::: Records for the task

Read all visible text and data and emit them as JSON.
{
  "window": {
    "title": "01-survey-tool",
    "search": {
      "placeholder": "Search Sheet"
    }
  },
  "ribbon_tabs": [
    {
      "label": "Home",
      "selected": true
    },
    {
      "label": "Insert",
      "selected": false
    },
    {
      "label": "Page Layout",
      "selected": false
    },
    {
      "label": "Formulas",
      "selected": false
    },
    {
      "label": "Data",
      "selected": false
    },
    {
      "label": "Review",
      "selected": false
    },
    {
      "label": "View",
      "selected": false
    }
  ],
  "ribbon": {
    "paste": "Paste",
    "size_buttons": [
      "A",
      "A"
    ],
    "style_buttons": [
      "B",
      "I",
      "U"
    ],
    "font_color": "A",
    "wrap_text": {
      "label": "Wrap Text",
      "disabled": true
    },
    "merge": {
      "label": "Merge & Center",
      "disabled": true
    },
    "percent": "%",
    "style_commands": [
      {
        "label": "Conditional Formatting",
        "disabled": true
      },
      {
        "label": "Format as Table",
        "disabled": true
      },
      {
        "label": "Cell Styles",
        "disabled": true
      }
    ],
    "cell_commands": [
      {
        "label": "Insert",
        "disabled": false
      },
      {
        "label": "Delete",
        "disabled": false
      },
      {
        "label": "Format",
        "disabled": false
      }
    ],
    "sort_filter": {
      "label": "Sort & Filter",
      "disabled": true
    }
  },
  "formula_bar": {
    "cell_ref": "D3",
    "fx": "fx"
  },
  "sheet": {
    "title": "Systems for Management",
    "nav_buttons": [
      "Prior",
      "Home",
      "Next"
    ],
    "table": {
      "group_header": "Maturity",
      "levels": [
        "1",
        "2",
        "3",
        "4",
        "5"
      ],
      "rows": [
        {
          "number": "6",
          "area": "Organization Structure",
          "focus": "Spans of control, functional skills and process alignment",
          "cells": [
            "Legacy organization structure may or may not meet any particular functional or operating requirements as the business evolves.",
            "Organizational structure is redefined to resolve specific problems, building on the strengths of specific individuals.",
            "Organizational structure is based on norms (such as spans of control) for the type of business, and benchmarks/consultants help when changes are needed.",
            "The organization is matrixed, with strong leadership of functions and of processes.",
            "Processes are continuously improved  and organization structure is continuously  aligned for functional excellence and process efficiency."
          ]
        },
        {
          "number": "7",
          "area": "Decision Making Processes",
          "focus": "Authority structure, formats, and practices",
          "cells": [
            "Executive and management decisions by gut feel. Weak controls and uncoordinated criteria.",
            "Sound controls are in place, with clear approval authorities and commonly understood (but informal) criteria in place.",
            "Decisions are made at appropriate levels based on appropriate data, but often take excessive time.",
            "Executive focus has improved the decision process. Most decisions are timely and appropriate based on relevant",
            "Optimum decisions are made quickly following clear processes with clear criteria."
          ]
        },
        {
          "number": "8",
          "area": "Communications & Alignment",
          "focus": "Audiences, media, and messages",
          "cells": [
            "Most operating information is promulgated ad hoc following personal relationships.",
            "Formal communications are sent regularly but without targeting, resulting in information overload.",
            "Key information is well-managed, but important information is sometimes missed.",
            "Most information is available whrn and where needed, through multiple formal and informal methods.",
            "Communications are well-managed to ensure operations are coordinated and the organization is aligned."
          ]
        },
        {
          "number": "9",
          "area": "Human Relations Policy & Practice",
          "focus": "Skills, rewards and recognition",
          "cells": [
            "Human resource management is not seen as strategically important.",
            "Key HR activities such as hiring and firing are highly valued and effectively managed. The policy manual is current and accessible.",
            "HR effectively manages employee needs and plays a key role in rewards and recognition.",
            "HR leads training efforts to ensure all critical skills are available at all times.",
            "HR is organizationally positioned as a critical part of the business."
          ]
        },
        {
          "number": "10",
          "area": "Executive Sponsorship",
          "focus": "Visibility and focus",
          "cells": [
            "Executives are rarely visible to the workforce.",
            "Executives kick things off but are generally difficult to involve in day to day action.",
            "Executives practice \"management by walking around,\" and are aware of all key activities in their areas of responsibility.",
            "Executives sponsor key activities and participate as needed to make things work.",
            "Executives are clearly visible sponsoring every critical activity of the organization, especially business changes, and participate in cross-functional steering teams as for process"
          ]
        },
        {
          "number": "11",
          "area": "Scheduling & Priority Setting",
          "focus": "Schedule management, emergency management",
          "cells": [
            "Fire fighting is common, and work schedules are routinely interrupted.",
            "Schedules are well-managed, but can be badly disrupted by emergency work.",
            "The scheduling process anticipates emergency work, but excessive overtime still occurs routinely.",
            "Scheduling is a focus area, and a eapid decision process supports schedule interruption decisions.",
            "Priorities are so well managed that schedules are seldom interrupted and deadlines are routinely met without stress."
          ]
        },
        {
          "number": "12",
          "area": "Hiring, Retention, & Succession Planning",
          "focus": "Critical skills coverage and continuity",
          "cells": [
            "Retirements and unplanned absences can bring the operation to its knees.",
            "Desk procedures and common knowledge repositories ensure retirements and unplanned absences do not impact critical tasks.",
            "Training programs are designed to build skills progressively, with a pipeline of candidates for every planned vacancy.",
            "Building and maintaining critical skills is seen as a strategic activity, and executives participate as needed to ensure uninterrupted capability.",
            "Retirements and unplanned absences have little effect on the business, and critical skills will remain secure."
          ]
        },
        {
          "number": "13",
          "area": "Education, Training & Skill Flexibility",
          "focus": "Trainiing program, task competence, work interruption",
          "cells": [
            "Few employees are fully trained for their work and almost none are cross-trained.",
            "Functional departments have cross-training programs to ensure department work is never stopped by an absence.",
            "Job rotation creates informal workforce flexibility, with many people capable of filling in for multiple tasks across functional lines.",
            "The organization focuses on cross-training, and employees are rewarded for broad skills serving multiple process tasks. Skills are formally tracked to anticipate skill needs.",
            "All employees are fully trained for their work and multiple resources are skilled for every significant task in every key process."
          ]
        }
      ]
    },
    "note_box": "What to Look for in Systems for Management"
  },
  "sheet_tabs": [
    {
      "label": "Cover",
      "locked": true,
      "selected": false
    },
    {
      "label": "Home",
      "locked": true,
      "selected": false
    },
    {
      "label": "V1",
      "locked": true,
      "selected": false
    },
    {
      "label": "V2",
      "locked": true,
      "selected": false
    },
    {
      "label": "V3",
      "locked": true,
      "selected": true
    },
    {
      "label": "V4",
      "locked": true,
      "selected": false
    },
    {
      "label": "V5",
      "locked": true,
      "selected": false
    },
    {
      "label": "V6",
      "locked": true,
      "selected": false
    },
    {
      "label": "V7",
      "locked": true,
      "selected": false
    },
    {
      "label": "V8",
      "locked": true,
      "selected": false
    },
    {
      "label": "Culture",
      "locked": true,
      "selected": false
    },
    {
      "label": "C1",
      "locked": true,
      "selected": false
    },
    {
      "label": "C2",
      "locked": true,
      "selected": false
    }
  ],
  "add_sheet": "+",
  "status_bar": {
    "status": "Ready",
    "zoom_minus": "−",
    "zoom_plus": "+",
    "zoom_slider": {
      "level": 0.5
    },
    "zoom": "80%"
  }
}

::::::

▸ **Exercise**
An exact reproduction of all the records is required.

▸ **Answer to this task**
Read all visible text and data and emit them as JSON.
{
  "window": {
    "title": "01-survey-tool",
    "search": {
      "placeholder": "Search Sheet"
    }
  },
  "ribbon_tabs": [
    {
      "label": "Home",
      "selected": true
    },
    {
      "label": "Insert",
      "selected": false
    },
    {
      "label": "Page Layout",
      "selected": false
    },
    {
      "label": "Formulas",
      "selected": false
    },
    {
      "label": "Data",
      "selected": false
    },
    {
      "label": "Review",
      "selected": false
    },
    {
      "label": "View",
      "selected": false
    }
  ],
  "ribbon": {
    "paste": "Paste",
    "size_buttons": [
      "A",
      "A"
    ],
    "style_buttons": [
      "B",
      "I",
      "U"
    ],
    "font_color": "A",
    "wrap_text": {
      "label": "Wrap Text",
      "disabled": true
    },
    "merge": {
      "label": "Merge & Center",
      "disabled": true
    },
    "percent": "%",
    "style_commands": [
      {
        "label": "Conditional Formatting",
        "disabled": true
      },
      {
        "label": "Format as Table",
        "disabled": true
      },
      {
        "label": "Cell Styles",
        "disabled": true
      }
    ],
    "cell_commands": [
      {
        "label": "Insert",
        "disabled": false
      },
      {
        "label": "Delete",
        "disabled": false
      },
      {
        "label": "Format",
        "disabled": false
      }
    ],
    "sort_filter": {
      "label": "Sort & Filter",
      "disabled": true
    }
  },
  "formula_bar": {
    "cell_ref": "D3",
    "fx": "fx"
  },
  "sheet": {
    "title": "Systems for Management",
    "nav_buttons": [
      "Prior",
      "Home",
      "Next"
    ],
    "table": {
      "group_header": "Maturity",
      "levels": [
        "1",
        "2",
        "3",
        "4",
        "5"
      ],
      "rows": [
        {
          "number": "6",
          "area": "Organization Structure",
          "focus": "Spans of control, functional skills and process alignment",
          "cells": [
            "Legacy organization structure may or may not meet any particular functional or operating requirements as the business evolves.",
            "Organizational structure is redefined to resolve specific problems, building on the strengths of specific individuals.",
            "Organizational structure is based on norms (such as spans of control) for the type of business, and benchmarks/consultants help when changes are needed.",
            "The organization is matrixed, with strong leadership of functions and of processes.",
            "Processes are continuously improved  and organization structure is continuously  aligned for functional excellence and process efficiency."
          ]
        },
        {
          "number": "7",
          "area": "Decision Making Processes",
          "focus": "Authority structure, formats, and practices",
          "cells": [
            "Executive and management decisions by gut feel. Weak controls and uncoordinated criteria.",
            "Sound controls are in place, with clear approval authorities and commonly understood (but informal) criteria in place.",
            "Decisions are made at appropriate levels based on appropriate data, but often take excessive time.",
            "Executive focus has improved the decision process. Most decisions are timely and appropriate based on relevant",
            "Optimum decisions are made quickly following clear processes with clear criteria."
          ]
        },
        {
          "number": "8",
          "area": "Communications & Alignment",
          "focus": "Audiences, media, and messages",
          "cells": [
            "Most operating information is promulgated ad hoc following personal relationships.",
            "Formal communications are sent regularly but without targeting, resulting in information overload.",
            "Key information is well-managed, but important information is sometimes missed.",
            "Most information is available whrn and where needed, through multiple formal and informal methods.",
            "Communications are well-managed to ensure operations are coordinated and the organization is aligned."
          ]
        },
        {
          "number": "9",
          "area": "Human Relations Policy & Practice",
          "focus": "Skills, rewards and recognition",
          "cells": [
            "Human resource management is not seen as strategically important.",
            "Key HR activities such as hiring and firing are highly valued and effectively managed. The policy manual is current and accessible.",
            "HR effectively manages employee needs and plays a key role in rewards and recognition.",
            "HR leads training efforts to ensure all critical skills are available at all times.",
            "HR is organizationally positioned as a critical part of the business."
          ]
        },
        {
          "number": "10",
          "area": "Executive Sponsorship",
          "focus": "Visibility and focus",
          "cells": [
            "Executives are rarely visible to the workforce.",
            "Executives kick things off but are generally difficult to involve in day to day action.",
            "Executives practice \"management by walking around,\" and are aware of all key activities in their areas of responsibility.",
            "Executives sponsor key activities and participate as needed to make things work.",
            "Executives are clearly visible sponsoring every critical activity of the organization, especially business changes, and participate in cross-functional steering teams as for process"
          ]
        },
        {
          "number": "11",
          "area": "Scheduling & Priority Setting",
          "focus": "Schedule management, emergency management",
          "cells": [
            "Fire fighting is common, and work schedules are routinely interrupted.",
            "Schedules are well-managed, but can be badly disrupted by emergency work.",
            "The scheduling process anticipates emergency work, but excessive overtime still occurs routinely.",
            "Scheduling is a focus area, and a eapid decision process supports schedule interruption decisions.",
            "Priorities are so well managed that schedules are seldom interrupted and deadlines are routinely met without stress."
          ]
        },
        {
          "number": "12",
          "area": "Hiring, Retention, & Succession Planning",
          "focus": "Critical skills coverage and continuity",
          "cells": [
            "Retirements and unplanned absences can bring the operation to its knees.",
            "Desk procedures and common knowledge repositories ensure retirements and unplanned absences do not impact critical tasks.",
            "Training programs are designed to build skills progressively, with a pipeline of candidates for every planned vacancy.",
            "Building and maintaining critical skills is seen as a strategic activity, and executives participate as needed to ensure uninterrupted capability.",
            "Retirements and unplanned absences have little effect on the business, and critical skills will remain secure."
          ]
        },
        {
          "number": "13",
          "area": "Education, Training & Skill Flexibility",
          "focus": "Trainiing program, task competence, work interruption",
          "cells": [
            "Few employees are fully trained for their work and almost none are cross-trained.",
            "Functional departments have cross-training programs to ensure department work is never stopped by an absence.",
            "Job rotation creates informal workforce flexibility, with many people capable of filling in for multiple tasks across functional lines.",
            "The organization focuses on cross-training, and employees are rewarded for broad skills serving multiple process tasks. Skills are formally tracked to anticipate skill needs.",
            "All employees are fully trained for their work and multiple resources are skilled for every significant task in every key process."
          ]
        }
      ]
    },
    "note_box": "What to Look for in Systems for Management"
  },
  "sheet_tabs": [
    {
      "label": "Cover",
      "locked": true,
      "selected": false
    },
    {
      "label": "Home",
      "locked": true,
      "selected": false
    },
    {
      "label": "V1",
      "locked": true,
      "selected": false
    },
    {
      "label": "V2",
      "locked": true,
      "selected": false
    },
    {
      "label": "V3",
      "locked": true,
      "selected": true
    },
    {
      "label": "V4",
      "locked": true,
      "selected": false
    },
    {
      "label": "V5",
      "locked": true,
      "selected": false
    },
    {
      "label": "V6",
      "locked": true,
      "selected": false
    },
    {
      "label": "V7",
      "locked": true,
      "selected": false
    },
    {
      "label": "V8",
      "locked": true,
      "selected": false
    },
    {
      "label": "Culture",
      "locked": true,
      "selected": false
    },
    {
      "label": "C1",
      "locked": true,
      "selected": false
    },
    {
      "label": "C2",
      "locked": true,
      "selected": false
    }
  ],
  "add_sheet": "+",
  "status_bar": {
    "status": "Ready",
    "zoom_minus": "−",
    "zoom_plus": "+",
    "zoom_slider": {
      "level": 0.5
    },
    "zoom": "80%"
  }
}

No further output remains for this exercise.